Spreigl evidence is admissible to show modus operandi as well. Slowinski, 450 N.W.2d at 113. The state argued that Gorman's modus operandi was to accuse people of theft, and then assault them. Two of the assaults involved theft allegations and were thus sufficiently similar to the Thomas assault to show modus operandi. See generally DeWald, 464 N.W.2d at 503 (supreme court has never required absolute similarity between Spreigl offense and charged offense).

Gorman argues that the trial court violated his constitutional right to confrontation by allowing one Spreigl incident to be established by a hearsay statement. But the Confrontation Clause is not violated by admission of evidence that falls within a "firmly-rooted" hearsay exception. See, e.g., State v. Salazar, 504 N.W.2d 774, 777 (Minn. 1993) (statements made for the purpose of medical diagnosis or treatment). The victim told police what happened immediately after she flagged down the squad car to report the assault. Thus, this statement was properly admitted as an excited utterance. See Minn. R.Evid. 803(2).

III. Upward Departure

Gorman argues that the trial court abused its discretion in sentencing him to a double durational departure. The trial court relied on the career offender statute and the fact that the felony murder was committed with particular cruelty to support the departure.

The trial court may depart up to the statutory maximum when sentencing on a felony offense that carries a presumptive executed sentence if

the judge finds and specifies on the record that the offender has more than four prior felony convictions and that the present offense is a felony that was committed as part of a pattern of criminal conduct.

Minn.Stat. § 609.152, subd. 3 (1992).

It is undisputed that Gorman has five prior felonies, and that his second degree felony murder conviction called for a presumptive executed sentence. Gorman argues, however, that his prior offenses do not establish a "pattern of criminal conduct."

Gorman has a 1984 conviction for receiving stolen property, a 1985 conviction for second degree burglary, and a 1986 conviction for third degree burglary. Although these convictions are not similar to the current offense, we conclude that the trial court did not abuse its discretion in departing upwards *235 under the career offender statute. The legislature broadened the career offender statute in 1992 by eliminating the requirement that the offender derive a "substantial portion" of his income from the pattern of criminal conduct. 1992 Minn.Laws ch. 571, art. 2, § 10. This court has held that if a defendant commits crimes on a regular basis, he may be sentenced under the "career offender" statute even though the offenses are not of a similar type. See State v. Flemino, 529 N.W.2d 501, 504 (Minn.App.1995).

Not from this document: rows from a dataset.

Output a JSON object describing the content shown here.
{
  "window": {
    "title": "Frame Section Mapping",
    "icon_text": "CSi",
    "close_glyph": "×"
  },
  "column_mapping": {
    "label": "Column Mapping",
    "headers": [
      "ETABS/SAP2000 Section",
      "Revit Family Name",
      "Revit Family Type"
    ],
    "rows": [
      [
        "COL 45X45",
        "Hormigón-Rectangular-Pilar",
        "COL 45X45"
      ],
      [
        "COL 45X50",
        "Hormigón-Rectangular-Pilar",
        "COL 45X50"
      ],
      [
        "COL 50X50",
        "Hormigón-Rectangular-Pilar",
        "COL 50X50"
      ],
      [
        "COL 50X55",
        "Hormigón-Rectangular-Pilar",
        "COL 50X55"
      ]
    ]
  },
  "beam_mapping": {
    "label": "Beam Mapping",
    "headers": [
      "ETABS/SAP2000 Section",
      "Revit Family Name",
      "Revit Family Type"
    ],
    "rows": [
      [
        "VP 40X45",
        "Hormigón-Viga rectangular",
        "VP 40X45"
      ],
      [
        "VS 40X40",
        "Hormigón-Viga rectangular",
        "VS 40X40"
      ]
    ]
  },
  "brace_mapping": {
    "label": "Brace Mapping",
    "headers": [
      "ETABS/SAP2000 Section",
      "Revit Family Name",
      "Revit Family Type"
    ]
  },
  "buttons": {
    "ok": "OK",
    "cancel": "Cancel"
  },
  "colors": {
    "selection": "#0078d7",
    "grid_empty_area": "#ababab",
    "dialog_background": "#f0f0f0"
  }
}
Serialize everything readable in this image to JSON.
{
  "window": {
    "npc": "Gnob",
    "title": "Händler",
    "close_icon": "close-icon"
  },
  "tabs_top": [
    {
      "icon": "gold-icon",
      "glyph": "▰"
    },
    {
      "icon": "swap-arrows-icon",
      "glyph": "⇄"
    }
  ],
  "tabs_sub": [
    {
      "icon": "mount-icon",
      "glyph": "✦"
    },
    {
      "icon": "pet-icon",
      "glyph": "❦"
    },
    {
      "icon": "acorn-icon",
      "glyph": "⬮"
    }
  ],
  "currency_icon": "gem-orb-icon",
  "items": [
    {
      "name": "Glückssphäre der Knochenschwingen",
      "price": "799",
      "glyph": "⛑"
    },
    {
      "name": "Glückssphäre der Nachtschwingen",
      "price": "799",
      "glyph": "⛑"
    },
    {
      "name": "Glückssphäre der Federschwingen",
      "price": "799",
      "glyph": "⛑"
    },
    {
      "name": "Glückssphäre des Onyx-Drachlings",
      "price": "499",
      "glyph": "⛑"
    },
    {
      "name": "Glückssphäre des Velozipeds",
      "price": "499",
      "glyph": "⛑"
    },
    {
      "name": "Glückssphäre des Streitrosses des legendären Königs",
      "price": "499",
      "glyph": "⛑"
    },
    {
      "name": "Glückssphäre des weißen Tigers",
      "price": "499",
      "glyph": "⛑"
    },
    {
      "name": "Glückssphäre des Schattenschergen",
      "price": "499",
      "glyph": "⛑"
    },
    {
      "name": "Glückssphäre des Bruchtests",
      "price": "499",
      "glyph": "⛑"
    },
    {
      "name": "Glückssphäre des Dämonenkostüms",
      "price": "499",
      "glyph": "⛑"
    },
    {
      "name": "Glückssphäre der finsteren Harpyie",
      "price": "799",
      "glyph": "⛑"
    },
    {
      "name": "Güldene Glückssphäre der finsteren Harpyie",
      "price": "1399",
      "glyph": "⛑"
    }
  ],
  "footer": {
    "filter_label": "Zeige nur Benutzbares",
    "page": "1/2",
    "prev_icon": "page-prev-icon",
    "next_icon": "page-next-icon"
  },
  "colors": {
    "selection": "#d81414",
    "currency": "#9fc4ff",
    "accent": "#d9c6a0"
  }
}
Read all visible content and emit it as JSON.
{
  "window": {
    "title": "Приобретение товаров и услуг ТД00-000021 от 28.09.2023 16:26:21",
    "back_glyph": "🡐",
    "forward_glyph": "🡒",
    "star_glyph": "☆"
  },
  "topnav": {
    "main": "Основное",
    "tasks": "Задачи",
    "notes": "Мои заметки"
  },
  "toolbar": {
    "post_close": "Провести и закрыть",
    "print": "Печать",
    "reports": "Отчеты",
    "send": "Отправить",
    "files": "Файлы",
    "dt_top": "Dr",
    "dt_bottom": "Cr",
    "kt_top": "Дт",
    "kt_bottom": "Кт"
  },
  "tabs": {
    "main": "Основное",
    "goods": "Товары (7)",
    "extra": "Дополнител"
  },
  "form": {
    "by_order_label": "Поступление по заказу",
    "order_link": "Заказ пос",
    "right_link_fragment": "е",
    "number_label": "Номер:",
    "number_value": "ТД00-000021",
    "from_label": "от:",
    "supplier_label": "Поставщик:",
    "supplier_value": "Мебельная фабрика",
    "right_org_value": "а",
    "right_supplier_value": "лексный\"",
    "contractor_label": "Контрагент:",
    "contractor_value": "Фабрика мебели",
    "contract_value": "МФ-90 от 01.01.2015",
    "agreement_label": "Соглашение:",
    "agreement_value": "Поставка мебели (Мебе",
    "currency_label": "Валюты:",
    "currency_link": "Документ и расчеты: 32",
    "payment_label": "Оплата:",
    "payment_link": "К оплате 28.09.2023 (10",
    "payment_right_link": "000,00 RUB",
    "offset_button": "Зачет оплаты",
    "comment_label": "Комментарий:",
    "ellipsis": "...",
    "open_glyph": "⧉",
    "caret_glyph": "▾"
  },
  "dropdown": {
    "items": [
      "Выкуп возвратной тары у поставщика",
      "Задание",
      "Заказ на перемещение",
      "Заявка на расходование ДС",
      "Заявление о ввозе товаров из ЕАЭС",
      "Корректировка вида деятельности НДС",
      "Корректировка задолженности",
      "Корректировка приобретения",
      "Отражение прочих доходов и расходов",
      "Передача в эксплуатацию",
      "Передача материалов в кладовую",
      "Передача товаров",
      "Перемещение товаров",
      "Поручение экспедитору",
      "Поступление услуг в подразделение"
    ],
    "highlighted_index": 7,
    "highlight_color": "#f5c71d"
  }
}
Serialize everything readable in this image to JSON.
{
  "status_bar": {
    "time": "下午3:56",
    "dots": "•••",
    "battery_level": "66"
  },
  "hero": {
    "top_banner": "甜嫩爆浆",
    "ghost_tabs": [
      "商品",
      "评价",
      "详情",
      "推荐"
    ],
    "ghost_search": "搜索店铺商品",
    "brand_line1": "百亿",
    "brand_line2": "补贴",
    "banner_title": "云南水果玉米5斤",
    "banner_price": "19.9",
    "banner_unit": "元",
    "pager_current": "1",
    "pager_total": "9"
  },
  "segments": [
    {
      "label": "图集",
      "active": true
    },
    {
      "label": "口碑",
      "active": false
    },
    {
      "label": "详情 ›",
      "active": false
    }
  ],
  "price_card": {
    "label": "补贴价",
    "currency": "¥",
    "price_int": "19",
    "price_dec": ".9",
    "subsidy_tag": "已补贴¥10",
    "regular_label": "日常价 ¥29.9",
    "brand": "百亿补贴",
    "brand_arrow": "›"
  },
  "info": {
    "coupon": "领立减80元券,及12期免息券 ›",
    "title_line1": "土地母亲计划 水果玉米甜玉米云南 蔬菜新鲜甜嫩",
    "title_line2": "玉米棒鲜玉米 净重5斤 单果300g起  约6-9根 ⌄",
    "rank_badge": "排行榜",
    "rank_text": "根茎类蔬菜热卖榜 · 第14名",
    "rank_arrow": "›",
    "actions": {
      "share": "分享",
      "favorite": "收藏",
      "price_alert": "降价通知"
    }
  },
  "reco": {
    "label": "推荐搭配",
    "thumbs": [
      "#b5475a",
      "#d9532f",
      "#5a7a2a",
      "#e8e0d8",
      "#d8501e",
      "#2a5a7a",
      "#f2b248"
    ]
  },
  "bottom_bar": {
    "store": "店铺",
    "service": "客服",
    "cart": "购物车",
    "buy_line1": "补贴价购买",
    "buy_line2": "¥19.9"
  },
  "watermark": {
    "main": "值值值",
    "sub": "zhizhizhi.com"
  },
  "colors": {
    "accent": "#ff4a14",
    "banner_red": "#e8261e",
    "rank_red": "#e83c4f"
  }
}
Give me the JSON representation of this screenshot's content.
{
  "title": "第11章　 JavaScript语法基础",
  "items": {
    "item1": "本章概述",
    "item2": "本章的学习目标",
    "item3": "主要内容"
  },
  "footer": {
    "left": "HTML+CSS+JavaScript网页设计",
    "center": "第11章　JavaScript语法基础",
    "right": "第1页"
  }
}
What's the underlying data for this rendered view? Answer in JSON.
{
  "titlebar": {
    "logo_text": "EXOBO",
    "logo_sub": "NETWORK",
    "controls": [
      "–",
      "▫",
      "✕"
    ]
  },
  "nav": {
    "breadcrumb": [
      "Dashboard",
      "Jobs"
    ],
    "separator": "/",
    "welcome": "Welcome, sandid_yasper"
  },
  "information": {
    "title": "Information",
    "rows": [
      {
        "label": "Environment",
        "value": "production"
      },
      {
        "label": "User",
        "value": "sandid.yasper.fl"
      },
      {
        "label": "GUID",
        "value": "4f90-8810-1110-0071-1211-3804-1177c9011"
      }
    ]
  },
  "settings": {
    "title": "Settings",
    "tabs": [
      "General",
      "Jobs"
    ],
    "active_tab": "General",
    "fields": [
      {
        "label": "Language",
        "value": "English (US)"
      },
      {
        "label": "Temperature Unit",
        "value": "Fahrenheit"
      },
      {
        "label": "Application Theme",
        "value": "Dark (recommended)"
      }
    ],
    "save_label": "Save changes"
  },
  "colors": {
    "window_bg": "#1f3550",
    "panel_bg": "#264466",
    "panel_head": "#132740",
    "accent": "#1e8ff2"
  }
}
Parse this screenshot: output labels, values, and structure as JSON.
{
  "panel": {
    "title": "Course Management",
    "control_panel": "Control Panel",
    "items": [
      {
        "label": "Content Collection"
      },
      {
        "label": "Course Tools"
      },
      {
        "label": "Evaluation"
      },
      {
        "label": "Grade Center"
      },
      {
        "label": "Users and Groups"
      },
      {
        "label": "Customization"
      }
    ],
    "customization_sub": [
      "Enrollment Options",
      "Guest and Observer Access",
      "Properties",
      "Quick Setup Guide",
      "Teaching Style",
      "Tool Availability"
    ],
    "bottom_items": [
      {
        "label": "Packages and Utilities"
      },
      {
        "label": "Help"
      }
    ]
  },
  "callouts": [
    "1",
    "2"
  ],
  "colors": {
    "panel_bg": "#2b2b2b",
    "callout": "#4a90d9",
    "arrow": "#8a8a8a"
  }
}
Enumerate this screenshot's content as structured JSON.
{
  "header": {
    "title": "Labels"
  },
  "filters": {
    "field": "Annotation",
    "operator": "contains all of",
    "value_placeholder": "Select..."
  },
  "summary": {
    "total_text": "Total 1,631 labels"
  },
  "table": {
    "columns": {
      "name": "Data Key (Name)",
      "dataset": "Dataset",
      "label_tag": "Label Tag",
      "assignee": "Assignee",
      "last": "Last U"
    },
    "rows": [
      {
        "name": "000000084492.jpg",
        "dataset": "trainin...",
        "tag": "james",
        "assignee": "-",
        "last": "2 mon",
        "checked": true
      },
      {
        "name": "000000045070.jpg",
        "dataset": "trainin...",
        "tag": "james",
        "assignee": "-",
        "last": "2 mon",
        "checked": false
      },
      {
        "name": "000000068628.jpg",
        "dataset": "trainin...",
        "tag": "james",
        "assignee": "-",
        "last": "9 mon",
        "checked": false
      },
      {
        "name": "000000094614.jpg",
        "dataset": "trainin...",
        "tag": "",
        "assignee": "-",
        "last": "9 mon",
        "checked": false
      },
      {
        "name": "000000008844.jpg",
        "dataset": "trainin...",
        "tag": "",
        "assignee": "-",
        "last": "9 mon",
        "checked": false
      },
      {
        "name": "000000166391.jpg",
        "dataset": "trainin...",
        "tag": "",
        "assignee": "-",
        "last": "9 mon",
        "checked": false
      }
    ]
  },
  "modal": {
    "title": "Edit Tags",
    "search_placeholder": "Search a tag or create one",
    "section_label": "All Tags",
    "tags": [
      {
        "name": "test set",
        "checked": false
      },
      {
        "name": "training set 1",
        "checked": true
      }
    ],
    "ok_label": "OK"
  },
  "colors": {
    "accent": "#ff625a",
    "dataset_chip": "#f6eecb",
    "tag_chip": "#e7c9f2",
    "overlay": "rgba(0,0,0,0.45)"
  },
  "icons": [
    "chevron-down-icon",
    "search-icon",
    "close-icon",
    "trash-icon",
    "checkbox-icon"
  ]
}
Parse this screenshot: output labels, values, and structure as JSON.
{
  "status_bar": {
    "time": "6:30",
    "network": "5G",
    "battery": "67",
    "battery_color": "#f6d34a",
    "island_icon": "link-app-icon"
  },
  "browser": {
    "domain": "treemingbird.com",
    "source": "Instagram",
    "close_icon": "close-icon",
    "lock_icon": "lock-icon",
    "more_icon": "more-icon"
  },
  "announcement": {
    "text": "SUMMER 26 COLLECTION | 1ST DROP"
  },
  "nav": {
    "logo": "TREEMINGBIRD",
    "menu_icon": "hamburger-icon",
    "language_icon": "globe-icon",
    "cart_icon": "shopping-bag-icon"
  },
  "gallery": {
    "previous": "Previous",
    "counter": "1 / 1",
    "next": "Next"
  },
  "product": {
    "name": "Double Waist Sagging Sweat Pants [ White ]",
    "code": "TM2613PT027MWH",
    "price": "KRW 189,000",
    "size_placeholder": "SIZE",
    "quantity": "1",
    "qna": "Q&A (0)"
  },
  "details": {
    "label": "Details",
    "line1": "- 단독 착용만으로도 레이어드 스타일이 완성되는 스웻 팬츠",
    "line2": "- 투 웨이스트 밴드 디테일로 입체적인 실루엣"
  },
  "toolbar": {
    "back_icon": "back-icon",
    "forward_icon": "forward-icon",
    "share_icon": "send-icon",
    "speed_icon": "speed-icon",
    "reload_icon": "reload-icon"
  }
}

Because we conclude that Gorman was properly sentenced under the career offender statute, we need not address the trial court's finding that the offense was committed with particular cruelty.


The trial court did not abuse its discretion in instructing the jury. The court did not clearly abuse its discretion in admitting Spreigl evidence. The upward durational departure in sentencing was not an abuse of discretion.



[*] Retired judge of the district court, serving by appointment pursuant to Minn. Const. art. VI, § 10.